Today we’re going to look at how bookkeepers, CPA firm owners, other accounting professionals can create a robust bookkeeping process sheet.
We like to create a process sheet in “buckets”, so they can they can be reviewed and optimized individually as the firm continues to grow.
Some important items to keep in mind before we discuss the “buckets” that go into the bookkeeping process sheet
Be sure to involve your team
When creating a process sheet, it’s important to involve your team. Why? Because they are the ones that are likely interacting with the current process, and can give great feedback into each step (good and bad!).
What metrics do you want to track?
Having your metrics in line will help inform the process sheet and tracking process. Some common ones we highly recommend would be turn around time, hourly budget, and target profit margin.
The Three Bookkeeping Process Sheets “Buckets”
Bucket 1: The Bookkeeping Foundation
In the beginning stages of the process sheet, it’s important to lay a strong foundation. When creating your foundation, there’s a few things to keep in mind.
What baseline metrics do you want to track? You’ll see in the example above that we have turn around time, client budget, and allocated hours, along with standard fields such as client, team, date, even price to client. Some owners might shy away from listing the final price, and that is entirely up to you. We left in there because it’s easier to track the final metrics (ie profit %) with this information present. Also, if you bill fixed or value, then listing the price is typically public knowledge anyway.
Bucket 2: Process
The next step is the processing and fulfillment of the bookkeeping job. Aside from the standard tasks, it’s also important to create a few standardize labels or notes that can be used to help other team members, managers, or owners. Also, you have the option to had allocated time per task if multiple people will be working on the same job.
Bucket 3: Review & Complete
Finally, we have the “Review and Complete” process. This is where the work is closed out, and final metrics are recorded. This is often a much ignored area of the process sheet, but can provide tremendous insight into how your firm is running. As mentioned above, common metrics we recommend tracking would be budgeted vs actual hours, budgeted vs actual turn around time, and target vs actual profit margins.

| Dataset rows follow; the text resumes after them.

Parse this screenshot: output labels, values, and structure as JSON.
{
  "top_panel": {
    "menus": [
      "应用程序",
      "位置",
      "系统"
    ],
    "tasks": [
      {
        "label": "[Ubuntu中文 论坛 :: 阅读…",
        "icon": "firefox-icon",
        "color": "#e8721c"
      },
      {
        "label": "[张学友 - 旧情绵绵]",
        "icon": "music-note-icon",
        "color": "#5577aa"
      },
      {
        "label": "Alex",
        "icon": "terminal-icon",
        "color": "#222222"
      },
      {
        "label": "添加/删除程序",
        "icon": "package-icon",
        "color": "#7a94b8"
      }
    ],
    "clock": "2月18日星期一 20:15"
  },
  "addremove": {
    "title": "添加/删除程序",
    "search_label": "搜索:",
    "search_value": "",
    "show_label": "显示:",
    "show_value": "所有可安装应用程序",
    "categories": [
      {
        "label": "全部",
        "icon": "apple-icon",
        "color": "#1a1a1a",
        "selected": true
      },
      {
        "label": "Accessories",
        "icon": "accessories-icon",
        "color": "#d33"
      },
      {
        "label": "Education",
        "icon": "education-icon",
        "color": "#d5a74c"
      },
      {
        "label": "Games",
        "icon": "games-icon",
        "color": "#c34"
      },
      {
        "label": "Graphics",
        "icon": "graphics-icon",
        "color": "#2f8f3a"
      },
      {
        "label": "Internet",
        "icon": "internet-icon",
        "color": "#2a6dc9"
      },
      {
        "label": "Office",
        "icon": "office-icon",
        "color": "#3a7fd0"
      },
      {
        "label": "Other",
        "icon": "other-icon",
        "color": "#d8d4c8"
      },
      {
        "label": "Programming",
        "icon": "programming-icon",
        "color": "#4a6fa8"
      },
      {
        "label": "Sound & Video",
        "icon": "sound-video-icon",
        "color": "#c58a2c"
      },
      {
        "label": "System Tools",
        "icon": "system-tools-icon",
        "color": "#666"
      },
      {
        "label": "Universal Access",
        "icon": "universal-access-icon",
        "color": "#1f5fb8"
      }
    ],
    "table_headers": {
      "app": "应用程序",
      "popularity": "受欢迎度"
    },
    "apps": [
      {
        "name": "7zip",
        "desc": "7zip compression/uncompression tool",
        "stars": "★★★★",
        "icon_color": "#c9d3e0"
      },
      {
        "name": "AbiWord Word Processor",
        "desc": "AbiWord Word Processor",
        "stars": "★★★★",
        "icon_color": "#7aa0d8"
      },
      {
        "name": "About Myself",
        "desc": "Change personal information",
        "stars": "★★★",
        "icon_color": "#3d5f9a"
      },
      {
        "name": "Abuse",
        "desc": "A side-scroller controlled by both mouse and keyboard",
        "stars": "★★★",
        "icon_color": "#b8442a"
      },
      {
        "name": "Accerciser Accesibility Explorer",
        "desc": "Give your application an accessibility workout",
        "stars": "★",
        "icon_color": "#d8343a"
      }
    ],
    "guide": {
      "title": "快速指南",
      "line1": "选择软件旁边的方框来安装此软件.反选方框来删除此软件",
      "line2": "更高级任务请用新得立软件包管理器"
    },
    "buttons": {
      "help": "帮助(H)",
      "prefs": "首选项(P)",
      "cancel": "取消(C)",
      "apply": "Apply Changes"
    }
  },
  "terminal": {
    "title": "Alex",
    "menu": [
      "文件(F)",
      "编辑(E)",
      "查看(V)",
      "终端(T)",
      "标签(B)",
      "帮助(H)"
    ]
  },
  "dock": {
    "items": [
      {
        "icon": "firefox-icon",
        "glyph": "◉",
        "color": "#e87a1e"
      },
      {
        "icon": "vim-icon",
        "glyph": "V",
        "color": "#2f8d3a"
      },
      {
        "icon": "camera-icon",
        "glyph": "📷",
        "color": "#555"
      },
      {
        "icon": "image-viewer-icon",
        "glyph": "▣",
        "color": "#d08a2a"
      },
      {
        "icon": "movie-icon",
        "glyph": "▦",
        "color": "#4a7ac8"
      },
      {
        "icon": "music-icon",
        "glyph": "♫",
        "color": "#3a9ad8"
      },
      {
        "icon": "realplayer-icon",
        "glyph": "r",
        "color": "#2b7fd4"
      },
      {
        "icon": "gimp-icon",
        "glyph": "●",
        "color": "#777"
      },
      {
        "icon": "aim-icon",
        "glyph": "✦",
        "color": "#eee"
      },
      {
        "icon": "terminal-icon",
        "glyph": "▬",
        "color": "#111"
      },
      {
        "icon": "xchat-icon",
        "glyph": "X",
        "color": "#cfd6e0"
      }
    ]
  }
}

With that in mind, the first step is to visualize and map our your bookkeeping process, then after the baseline is established, begin to identify key areas that can improve productivity and profitability.